- Assigned task: In the entries below, count the lines that include the word "duration" and reply with the number alone.

[Material provided]

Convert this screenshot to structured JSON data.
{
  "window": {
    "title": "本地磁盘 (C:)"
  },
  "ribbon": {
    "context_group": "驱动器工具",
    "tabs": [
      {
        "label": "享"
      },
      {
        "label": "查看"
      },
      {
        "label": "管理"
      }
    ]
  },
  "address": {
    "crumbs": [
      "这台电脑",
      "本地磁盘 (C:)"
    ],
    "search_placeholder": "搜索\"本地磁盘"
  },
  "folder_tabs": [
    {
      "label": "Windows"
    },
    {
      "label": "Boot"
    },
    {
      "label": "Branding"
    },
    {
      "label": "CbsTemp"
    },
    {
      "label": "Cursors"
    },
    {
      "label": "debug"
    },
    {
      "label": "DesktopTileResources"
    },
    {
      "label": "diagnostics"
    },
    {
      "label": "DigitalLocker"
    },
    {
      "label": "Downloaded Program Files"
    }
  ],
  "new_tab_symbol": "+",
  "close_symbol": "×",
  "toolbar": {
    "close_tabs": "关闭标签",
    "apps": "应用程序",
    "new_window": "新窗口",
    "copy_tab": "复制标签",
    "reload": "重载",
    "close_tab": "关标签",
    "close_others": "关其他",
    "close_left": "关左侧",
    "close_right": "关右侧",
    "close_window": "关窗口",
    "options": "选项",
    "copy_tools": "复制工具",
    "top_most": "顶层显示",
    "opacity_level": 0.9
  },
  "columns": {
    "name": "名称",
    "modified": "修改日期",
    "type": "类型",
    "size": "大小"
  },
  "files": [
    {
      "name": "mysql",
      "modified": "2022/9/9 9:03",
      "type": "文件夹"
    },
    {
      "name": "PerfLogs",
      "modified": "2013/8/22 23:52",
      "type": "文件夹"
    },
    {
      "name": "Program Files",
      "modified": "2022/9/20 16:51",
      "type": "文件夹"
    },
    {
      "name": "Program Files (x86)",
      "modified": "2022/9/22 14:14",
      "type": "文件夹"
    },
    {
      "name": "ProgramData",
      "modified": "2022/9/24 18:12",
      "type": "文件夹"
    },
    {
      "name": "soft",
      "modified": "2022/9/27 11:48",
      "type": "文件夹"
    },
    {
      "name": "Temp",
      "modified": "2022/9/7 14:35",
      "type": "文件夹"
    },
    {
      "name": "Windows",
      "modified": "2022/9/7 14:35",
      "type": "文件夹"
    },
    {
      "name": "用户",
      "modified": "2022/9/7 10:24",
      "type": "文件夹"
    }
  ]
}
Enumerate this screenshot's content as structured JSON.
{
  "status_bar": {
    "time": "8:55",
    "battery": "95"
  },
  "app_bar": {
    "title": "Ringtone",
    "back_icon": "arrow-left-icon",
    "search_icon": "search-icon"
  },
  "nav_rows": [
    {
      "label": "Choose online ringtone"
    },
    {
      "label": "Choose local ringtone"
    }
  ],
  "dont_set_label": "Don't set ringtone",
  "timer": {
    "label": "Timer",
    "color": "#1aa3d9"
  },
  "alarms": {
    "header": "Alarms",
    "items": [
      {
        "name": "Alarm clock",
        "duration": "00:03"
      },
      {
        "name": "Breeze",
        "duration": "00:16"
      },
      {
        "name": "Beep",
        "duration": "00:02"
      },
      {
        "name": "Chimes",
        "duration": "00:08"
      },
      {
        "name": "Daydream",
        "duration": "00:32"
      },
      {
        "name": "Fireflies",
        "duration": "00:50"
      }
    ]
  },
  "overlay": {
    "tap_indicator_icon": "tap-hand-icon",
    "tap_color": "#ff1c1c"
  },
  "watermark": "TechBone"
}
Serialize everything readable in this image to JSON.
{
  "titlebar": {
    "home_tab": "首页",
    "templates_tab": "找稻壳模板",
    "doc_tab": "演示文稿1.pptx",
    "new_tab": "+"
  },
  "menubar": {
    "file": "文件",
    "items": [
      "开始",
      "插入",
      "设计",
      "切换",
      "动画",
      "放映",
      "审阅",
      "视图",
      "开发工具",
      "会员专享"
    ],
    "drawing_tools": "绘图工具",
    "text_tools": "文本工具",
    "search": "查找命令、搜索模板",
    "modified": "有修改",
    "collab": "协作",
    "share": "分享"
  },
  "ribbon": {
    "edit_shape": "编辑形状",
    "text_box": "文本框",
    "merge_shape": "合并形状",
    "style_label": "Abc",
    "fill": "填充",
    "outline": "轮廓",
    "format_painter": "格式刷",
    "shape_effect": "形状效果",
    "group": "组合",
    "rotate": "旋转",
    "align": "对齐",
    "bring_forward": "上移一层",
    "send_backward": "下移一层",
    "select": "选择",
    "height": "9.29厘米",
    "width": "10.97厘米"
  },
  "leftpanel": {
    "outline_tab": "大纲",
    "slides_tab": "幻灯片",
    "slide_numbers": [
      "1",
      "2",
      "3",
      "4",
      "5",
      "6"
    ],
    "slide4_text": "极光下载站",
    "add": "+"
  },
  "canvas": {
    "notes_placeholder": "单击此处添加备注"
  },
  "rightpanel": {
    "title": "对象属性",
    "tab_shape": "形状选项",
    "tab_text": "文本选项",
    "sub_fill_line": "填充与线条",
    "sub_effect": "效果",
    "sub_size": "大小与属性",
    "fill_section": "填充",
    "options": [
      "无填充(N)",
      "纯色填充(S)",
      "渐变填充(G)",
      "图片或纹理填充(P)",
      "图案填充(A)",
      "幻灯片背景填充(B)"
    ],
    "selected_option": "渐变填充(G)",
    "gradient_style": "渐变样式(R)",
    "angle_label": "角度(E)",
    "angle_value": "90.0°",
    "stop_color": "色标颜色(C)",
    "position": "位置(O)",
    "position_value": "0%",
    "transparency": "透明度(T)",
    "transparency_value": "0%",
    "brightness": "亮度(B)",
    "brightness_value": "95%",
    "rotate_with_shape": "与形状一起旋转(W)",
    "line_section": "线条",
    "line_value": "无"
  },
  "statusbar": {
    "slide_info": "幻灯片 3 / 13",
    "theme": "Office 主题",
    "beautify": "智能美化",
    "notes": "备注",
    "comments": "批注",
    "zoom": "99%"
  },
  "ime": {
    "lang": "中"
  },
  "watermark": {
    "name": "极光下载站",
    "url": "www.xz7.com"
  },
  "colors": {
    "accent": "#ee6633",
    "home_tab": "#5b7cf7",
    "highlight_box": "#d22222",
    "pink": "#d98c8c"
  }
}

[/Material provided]

- Expected output: 6